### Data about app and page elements

· · · · · · ·

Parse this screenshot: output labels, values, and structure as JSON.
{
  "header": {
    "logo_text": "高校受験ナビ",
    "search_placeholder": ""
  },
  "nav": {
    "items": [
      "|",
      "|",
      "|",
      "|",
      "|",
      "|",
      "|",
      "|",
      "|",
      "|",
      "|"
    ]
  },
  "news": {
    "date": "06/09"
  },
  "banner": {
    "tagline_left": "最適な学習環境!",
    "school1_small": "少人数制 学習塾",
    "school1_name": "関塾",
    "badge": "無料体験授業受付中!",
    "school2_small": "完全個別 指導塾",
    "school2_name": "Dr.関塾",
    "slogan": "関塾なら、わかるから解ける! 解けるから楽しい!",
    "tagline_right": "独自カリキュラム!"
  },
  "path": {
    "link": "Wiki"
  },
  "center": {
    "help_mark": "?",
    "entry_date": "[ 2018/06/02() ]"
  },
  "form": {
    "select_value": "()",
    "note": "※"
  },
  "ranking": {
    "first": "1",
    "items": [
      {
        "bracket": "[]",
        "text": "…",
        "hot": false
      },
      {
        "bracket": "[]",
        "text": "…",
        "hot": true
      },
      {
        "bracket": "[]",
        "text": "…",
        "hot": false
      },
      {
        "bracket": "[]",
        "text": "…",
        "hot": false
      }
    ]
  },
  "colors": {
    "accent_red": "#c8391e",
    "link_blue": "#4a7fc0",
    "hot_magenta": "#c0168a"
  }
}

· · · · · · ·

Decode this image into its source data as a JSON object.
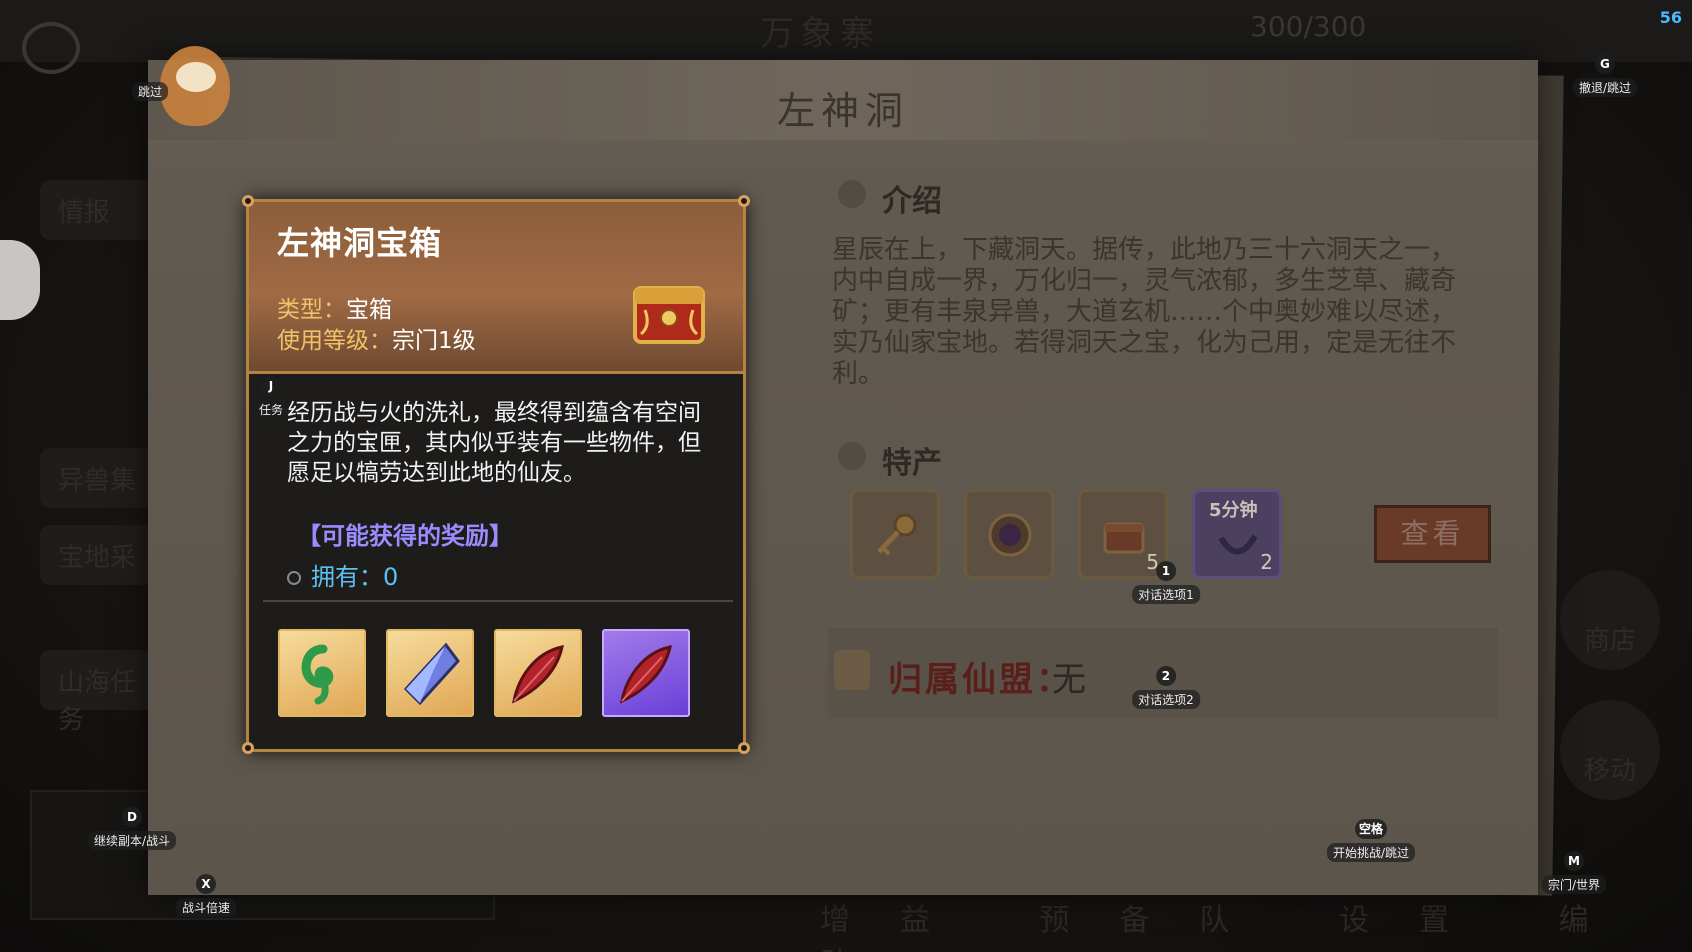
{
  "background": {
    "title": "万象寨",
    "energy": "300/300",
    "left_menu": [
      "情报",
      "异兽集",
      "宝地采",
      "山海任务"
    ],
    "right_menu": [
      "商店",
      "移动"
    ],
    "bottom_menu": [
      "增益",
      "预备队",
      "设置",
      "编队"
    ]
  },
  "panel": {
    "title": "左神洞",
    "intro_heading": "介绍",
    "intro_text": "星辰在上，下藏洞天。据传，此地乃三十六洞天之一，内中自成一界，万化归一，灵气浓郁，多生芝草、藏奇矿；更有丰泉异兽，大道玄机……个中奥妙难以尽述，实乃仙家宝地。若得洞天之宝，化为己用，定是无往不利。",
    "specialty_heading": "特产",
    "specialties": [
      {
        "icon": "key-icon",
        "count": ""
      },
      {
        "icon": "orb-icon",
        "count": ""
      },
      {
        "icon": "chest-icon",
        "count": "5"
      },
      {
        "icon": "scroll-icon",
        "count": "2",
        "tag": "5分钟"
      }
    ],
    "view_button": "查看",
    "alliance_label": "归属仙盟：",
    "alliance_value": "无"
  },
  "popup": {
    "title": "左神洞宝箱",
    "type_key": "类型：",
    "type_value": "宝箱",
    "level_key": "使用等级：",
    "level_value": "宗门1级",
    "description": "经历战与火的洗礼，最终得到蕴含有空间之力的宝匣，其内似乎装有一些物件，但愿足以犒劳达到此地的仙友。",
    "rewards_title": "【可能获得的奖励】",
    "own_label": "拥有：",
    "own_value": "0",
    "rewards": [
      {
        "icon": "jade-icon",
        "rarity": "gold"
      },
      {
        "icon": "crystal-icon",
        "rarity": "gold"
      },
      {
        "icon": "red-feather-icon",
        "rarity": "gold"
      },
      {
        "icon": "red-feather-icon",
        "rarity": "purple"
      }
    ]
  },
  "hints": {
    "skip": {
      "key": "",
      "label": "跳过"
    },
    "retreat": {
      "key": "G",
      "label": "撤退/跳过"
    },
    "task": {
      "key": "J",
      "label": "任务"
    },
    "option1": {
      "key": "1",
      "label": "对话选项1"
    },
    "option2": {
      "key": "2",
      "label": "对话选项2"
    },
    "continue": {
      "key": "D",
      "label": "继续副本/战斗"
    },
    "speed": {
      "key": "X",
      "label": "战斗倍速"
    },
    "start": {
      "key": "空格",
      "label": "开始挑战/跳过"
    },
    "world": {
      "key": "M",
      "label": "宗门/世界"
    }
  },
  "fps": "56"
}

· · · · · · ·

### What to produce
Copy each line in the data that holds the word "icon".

### Solved exercise
        "icon": "key-icon",
        "icon": "orb-icon",
        "icon": "chest-icon",
        "icon": "scroll-icon",
        "icon": "jade-icon",
        "icon": "crystal-icon",
        "icon": "red-feather-icon",
        "icon": "red-feather-icon",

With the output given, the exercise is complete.